  • INVITATION!  The AGM of the Organic Federation of Canada will be held April 4th at 1PM ET! The agenda will be circulated soon!
  • New link for filing a complaint on CFIA website
  • OFC Strategic Planning session at Abbotsford
  • Review of the Canadian Organic Standards - Not launched before amendments approved in April 2017 are published and full budget is secured
  • About organics in the US

Read more.

Interpretation of the Canadian Organic Standards

The Canadian Standards Interpretation Committee answers your questions.


Click here to see the answers provided by the Committee to questions raised by the organic sector.


Do you want to address a question to the Committee? Follow the link.

Canadian Organic Inputs Directory

OFC has launched the Canadian Organic Inputs Directory (COID).

Visit the site now and give it a try!

Manufacturers of inputs suitable for organic agriculture can contact us to find out how to get their product listed.

The Canadian Organic Input Directory is being administered by Peppersoft Inc.

(A French version of the site is coming soon)

On our blog

Date: October 30, 2014

Local + organic -  A win-win situation for growers, consumers and the environment.

Small-scale organic farmers represent the face of the Canadian organic industry—at the farmers’ market, CSA drop-off and at the restaurant back door. Many of these farmers, however, are not certified organic.
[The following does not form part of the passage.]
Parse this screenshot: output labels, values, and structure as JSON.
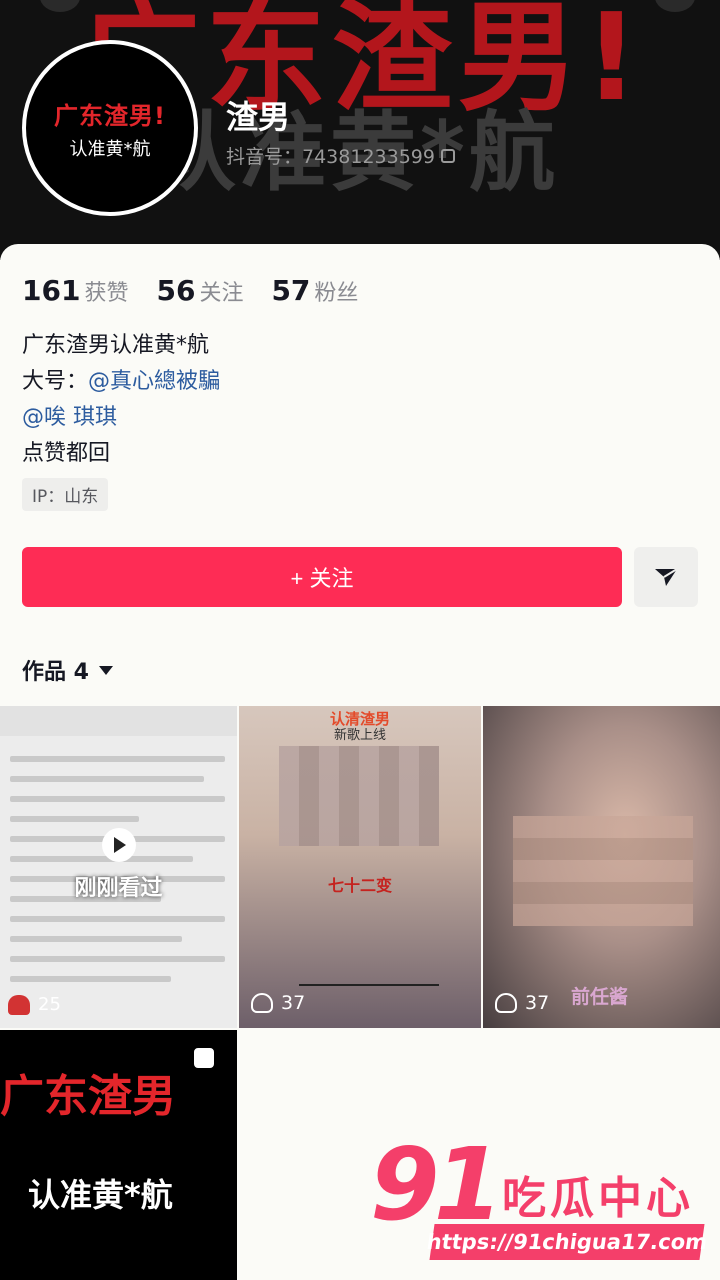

The Working Group on Small Scale Organic Certification has drafted two organic certification models that aim to be attainable for a small-scale producer focusing mainly on direct sales (farm-gate, CSA, farmer’s market, etc.): the Peer Certification Model and the Organic Affidavit model. 


What do you perceive to be the strengths and/or weaknesses of these models? Which would be more appropriate for your farm?  Should either model include random third-party inspections—and if so, to what extent?

Share your perspective on OFC's Blog!

Date: September 28, 2012
How to Prevent and Manage
GMO Contamination Risks

Today, the OFC invites you to voice your concerns and share your opinions about how to prevent and manage GMO contamination risks.


Do you have GMO contamination issues or concerns on your own organic operation? What would help you prevent and mitigate GMO contamination?
The OFC Blog is ready to collect your thoughts.



Let us know what you think should be the next step taken to help protect the integrity of organic products and Canada’s pristine natural environments!

© Organic Federation of Canada